Steve can paddle the canoe through almost anything. A good thing. Unloading eight people with their month’s camping gear, along with our first aid instructor’s usual, back-breaking duffel bags filled with manuals and enough bandages to wrap a small wounded army, required more than a few trips from boat to shore in the two-person canoe.
I stood at water’s edge, moving packs and bins up and away from the encroaching tide, struggling to see against the wind and rain.
This was how the participants of Hooksum Outdoor School’s May 2001 West Coast Outdoor Leadership Training session had their first look at Hesquiaht Harbour, at Iusuk. After an hour and a half boat trip from Tofino, the last ten miles over open Pacific, they had arrived. My gut churned in panic. The same familiar panic that even today still re-introduces itself to me at the start of every single program – whether a short three days or an intensive month. Can we possibly make good on our promises to all of these people? These hopeful, eager faces?
The answer, of course, is invariably yes. In this diverse and awe-inspiring world of Hesquiaht traditional territories, the value of active, experiential, adventure-based outdoor education explodes beyond measure.
Hooksum Outdoor School is, at its core, about connection, an intimate connection between ourselves, the people who come here, and the vast and humbling grandeur of Hesquiaht traditional territories. As comfort levels increase among participants, the overwhelming sense of well-being that radiates from the group becomes almost tangible.
Indigenous knowledge is not merely a course component. Culture is not taught by means of a two-hour presentation or crafts session. Culture, as any traveler to foreign lands will tell you, is not learned in isolation. Culture is learned in daily life, in daily tasks, in daily conversations and experiences. In friendships gained and moments shared.
When talking to new participants, Steve frequently uses an analogy comparing being here to being in your own house. In your house you know where the bedrooms are, he says, you know where the food is kept; you are safe and comfortable. Here, at Hooksum, the whole harbour becomes your house, your comfort zone.

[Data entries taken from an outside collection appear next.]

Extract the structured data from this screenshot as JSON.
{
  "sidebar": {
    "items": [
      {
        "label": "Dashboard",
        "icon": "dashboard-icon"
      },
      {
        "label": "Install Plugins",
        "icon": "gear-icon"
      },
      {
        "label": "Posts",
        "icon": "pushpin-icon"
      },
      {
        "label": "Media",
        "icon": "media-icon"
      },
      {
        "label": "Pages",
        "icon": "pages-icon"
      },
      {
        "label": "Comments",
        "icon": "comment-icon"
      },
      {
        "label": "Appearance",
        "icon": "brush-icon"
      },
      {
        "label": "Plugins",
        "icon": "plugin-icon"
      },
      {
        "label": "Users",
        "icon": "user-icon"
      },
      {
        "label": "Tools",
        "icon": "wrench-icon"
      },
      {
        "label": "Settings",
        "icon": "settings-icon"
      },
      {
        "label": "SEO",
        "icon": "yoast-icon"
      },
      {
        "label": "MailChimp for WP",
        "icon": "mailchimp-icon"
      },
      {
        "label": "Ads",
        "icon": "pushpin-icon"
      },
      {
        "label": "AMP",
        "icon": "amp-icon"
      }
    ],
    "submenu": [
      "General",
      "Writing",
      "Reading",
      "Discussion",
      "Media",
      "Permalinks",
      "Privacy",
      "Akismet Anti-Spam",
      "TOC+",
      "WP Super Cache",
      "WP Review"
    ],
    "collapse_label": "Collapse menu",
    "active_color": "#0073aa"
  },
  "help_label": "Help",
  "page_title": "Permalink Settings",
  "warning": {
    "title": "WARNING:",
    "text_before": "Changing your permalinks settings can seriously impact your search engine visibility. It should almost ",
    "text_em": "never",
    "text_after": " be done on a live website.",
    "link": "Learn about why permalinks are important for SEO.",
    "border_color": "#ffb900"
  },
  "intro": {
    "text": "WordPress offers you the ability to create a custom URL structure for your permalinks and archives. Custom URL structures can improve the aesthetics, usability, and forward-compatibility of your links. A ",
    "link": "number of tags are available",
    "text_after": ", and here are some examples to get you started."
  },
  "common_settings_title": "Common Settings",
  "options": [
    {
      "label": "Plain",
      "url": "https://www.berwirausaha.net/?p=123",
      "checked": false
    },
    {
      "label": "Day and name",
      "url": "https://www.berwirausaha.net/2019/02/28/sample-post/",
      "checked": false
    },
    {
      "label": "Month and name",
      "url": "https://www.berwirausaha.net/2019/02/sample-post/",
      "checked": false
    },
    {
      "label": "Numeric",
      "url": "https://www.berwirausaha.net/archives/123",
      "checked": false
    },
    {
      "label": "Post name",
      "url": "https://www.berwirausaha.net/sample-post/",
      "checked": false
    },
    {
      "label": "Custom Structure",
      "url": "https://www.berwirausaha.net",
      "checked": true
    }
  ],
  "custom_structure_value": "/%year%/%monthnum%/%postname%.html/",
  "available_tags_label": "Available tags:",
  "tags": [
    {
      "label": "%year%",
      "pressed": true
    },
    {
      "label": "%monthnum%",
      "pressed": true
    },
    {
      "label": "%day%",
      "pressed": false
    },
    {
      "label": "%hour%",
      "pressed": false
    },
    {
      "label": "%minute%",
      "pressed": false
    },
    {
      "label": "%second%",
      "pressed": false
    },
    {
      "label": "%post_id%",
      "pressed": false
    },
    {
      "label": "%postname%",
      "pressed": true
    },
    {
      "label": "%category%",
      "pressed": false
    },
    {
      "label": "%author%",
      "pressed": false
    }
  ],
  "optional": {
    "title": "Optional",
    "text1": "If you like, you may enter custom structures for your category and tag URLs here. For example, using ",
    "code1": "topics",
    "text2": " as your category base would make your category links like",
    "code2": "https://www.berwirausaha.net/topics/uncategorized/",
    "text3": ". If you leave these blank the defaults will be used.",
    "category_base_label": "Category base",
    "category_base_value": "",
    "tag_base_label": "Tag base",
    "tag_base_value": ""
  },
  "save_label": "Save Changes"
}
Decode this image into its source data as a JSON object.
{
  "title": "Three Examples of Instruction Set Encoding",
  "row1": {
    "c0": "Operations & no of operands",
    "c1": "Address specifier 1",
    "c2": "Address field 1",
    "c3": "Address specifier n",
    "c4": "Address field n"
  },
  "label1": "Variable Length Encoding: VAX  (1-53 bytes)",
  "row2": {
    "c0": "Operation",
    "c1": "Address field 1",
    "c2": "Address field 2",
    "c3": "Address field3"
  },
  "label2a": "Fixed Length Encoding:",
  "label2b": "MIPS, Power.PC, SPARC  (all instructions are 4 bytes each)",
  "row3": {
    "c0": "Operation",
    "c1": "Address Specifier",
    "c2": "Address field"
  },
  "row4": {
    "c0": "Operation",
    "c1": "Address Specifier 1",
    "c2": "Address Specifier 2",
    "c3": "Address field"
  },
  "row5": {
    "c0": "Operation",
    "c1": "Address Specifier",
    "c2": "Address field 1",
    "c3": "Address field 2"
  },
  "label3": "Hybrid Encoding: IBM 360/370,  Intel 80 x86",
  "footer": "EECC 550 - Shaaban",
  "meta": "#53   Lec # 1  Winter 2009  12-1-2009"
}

It does not take too long. This realization builds that what others call wilderness, we call home. What others see as adventure, we see as life. Living in the rhythms of the natural world, away from roads and electricity and false comforts, brings a quiet confidence and pride in our abilities to care well for ourselves and each other. Our students gain a well-earned pride in their capacities to learn from this natural world of earth and ocean, of tide and swells, of soaring eagles and lumbering black bears.
At Iusuk, the sun rises behind us, behind the forest that fronts the beach. As it rises higher into the sky, the first direct rays reach us, filtered through the shadowed glory of ancient temperate rain forest. Sunlight is separated into beams that slowly rise until they encompass us completely. Each morning resembles the dawning of the first day.
Karen's story was originally published in WaveLength Magazine (Feb/March 2003). To learn more about upcoming Outdoor Leadership Training opportunities or to book your own customized group trip contact Karen here.